- DESCRIPTION OF THE TASK: Please find every line in the entries below that contains the string "photo", and copy it.

**** TASK DATA

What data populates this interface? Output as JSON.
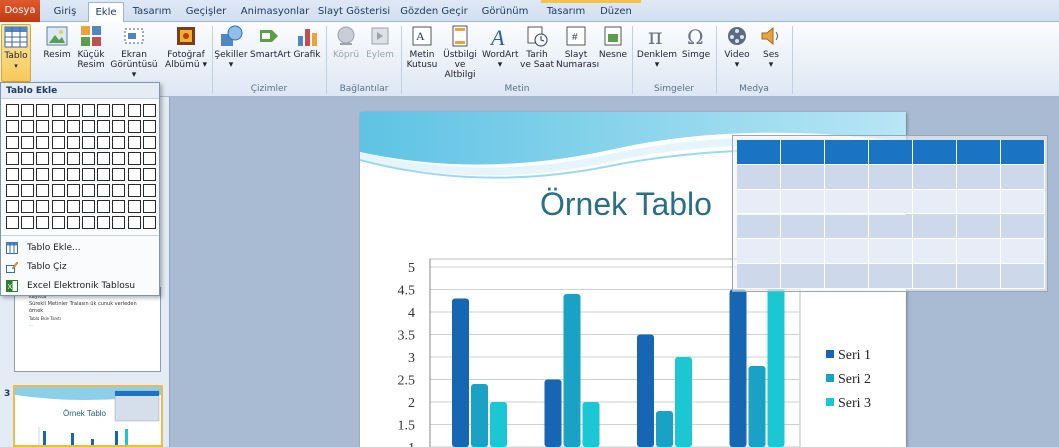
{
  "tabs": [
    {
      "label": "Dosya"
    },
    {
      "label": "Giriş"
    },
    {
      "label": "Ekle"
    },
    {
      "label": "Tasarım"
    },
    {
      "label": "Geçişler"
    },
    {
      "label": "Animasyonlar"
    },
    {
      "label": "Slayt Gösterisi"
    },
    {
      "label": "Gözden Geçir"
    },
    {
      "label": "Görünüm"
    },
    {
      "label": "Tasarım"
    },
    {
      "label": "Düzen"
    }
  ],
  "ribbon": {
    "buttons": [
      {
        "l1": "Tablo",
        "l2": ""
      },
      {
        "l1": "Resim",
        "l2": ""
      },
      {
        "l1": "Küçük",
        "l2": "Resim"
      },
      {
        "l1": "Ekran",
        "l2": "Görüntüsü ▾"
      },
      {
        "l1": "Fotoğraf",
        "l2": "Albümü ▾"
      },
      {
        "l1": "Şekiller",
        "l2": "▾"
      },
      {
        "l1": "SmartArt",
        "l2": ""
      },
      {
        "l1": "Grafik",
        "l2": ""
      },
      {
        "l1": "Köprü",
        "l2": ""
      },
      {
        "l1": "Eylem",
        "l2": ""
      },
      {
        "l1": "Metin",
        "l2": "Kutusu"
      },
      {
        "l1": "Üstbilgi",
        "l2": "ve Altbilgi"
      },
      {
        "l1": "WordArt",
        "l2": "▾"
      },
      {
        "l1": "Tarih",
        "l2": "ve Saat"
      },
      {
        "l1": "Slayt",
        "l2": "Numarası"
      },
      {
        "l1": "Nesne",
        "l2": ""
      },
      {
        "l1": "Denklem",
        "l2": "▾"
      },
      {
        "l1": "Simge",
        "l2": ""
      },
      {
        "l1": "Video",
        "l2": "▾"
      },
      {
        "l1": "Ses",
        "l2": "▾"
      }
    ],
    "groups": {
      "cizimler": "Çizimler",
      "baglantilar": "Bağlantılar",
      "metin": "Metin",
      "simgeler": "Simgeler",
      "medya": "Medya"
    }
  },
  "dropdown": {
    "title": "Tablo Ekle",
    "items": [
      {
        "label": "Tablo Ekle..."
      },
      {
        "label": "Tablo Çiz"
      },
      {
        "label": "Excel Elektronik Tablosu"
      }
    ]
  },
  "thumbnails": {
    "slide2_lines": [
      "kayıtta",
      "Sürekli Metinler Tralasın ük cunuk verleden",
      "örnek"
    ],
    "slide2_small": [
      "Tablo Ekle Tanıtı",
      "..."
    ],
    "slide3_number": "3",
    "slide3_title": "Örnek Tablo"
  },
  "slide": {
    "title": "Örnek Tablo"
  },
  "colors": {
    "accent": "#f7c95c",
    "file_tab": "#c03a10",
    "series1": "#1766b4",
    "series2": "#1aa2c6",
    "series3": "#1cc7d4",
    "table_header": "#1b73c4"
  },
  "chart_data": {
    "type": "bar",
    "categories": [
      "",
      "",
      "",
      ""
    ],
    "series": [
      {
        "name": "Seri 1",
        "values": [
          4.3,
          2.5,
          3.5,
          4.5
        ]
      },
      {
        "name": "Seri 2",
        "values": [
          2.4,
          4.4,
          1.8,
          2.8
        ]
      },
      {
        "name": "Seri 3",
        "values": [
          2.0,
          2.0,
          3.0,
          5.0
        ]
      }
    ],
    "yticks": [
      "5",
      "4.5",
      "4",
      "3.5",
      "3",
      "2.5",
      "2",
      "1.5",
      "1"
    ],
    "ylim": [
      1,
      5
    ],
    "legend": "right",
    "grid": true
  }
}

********
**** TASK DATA

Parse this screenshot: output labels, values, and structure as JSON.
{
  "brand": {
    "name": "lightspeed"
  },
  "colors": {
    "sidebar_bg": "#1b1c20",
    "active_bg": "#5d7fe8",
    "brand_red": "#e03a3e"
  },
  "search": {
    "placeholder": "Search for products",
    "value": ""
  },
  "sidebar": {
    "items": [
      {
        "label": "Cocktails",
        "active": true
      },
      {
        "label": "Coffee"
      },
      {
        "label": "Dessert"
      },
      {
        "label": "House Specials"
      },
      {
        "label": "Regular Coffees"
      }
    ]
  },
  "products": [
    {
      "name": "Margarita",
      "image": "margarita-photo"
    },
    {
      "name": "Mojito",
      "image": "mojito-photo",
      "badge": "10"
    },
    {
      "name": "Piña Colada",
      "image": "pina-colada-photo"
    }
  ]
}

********

- ANSWER TO THE EXERCISE:
      "image": "margarita-photo"
      "image": "mojito-photo",
      "image": "pina-colada-photo"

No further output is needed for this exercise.